Data extracted from a collection:
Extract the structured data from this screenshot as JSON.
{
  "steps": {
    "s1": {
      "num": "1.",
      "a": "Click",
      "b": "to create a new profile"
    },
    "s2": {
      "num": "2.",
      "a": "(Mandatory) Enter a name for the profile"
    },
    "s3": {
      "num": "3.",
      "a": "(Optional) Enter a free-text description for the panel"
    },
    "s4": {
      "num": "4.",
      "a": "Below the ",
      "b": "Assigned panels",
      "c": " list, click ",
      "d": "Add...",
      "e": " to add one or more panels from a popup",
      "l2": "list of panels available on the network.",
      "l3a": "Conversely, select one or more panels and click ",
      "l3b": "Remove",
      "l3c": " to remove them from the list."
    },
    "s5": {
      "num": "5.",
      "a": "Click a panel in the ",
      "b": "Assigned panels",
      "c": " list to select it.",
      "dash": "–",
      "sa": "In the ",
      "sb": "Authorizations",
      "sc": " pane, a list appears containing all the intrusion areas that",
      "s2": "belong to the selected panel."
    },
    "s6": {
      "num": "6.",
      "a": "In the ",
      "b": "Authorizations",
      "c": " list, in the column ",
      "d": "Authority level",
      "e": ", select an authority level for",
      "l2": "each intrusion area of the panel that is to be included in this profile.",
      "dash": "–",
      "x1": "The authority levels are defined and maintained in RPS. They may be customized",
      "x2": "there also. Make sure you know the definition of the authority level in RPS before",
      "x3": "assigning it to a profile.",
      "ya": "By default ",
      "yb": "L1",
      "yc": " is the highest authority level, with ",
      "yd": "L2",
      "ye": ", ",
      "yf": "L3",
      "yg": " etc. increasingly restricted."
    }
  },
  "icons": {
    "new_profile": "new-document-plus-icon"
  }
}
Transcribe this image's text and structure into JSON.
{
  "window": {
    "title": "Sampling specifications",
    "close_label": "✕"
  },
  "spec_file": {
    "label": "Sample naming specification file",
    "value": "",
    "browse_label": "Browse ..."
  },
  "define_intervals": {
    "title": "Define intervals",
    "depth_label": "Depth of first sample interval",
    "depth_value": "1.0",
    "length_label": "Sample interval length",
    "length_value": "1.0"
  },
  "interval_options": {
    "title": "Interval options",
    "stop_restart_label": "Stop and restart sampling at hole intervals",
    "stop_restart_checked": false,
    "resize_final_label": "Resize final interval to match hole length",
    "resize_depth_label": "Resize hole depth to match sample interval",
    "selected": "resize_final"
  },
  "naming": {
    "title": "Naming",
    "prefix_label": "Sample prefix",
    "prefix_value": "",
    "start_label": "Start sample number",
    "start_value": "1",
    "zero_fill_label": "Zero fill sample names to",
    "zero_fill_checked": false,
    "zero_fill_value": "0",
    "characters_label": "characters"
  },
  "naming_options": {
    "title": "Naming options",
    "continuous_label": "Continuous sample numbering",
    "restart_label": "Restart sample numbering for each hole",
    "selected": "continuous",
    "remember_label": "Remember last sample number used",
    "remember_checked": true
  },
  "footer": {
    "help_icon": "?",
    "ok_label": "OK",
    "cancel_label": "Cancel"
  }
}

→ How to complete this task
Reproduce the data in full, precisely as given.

→ Completed task
Extract the structured data from this screenshot as JSON.
{
  "steps": {
    "s1": {
      "num": "1.",
      "a": "Click",
      "b": "to create a new profile"
    },
    "s2": {
      "num": "2.",
      "a": "(Mandatory) Enter a name for the profile"
    },
    "s3": {
      "num": "3.",
      "a": "(Optional) Enter a free-text description for the panel"
    },
    "s4": {
      "num": "4.",
      "a": "Below the ",
      "b": "Assigned panels",
      "c": " list, click ",
      "d": "Add...",
      "e": " to add one or more panels from a popup",
      "l2": "list of panels available on the network.",
      "l3a": "Conversely, select one or more panels and click ",
      "l3b": "Remove",
      "l3c": " to remove them from the list."
    },
    "s5": {
      "num": "5.",
      "a": "Click a panel in the ",
      "b": "Assigned panels",
      "c": " list to select it.",
      "dash": "–",
      "sa": "In the ",
      "sb": "Authorizations",
      "sc": " pane, a list appears containing all the intrusion areas that",
      "s2": "belong to the selected panel."
    },
    "s6": {
      "num": "6.",
      "a": "In the ",
      "b": "Authorizations",
      "c": " list, in the column ",
      "d": "Authority level",
      "e": ", select an authority level for",
      "l2": "each intrusion area of the panel that is to be included in this profile.",
      "dash": "–",
      "x1": "The authority levels are defined and maintained in RPS. They may be customized",
      "x2": "there also. Make sure you know the definition of the authority level in RPS before",
      "x3": "assigning it to a profile.",
      "ya": "By default ",
      "yb": "L1",
      "yc": " is the highest authority level, with ",
      "yd": "L2",
      "ye": ", ",
      "yf": "L3",
      "yg": " etc. increasingly restricted."
    }
  },
  "icons": {
    "new_profile": "new-document-plus-icon"
  }
}
Transcribe this image's text and structure into JSON.
{
  "window": {
    "title": "Sampling specifications",
    "close_label": "✕"
  },
  "spec_file": {
    "label": "Sample naming specification file",
    "value": "",
    "browse_label": "Browse ..."
  },
  "define_intervals": {
    "title": "Define intervals",
    "depth_label": "Depth of first sample interval",
    "depth_value": "1.0",
    "length_label": "Sample interval length",
    "length_value": "1.0"
  },
  "interval_options": {
    "title": "Interval options",
    "stop_restart_label": "Stop and restart sampling at hole intervals",
    "stop_restart_checked": false,
    "resize_final_label": "Resize final interval to match hole length",
    "resize_depth_label": "Resize hole depth to match sample interval",
    "selected": "resize_final"
  },
  "naming": {
    "title": "Naming",
    "prefix_label": "Sample prefix",
    "prefix_value": "",
    "start_label": "Start sample number",
    "start_value": "1",
    "zero_fill_label": "Zero fill sample names to",
    "zero_fill_checked": false,
    "zero_fill_value": "0",
    "characters_label": "characters"
  },
  "naming_options": {
    "title": "Naming options",
    "continuous_label": "Continuous sample numbering",
    "restart_label": "Restart sample numbering for each hole",
    "selected": "continuous",
    "remember_label": "Remember last sample number used",
    "remember_checked": true
  },
  "footer": {
    "help_icon": "?",
    "ok_label": "OK",
    "cancel_label": "Cancel"
  }
}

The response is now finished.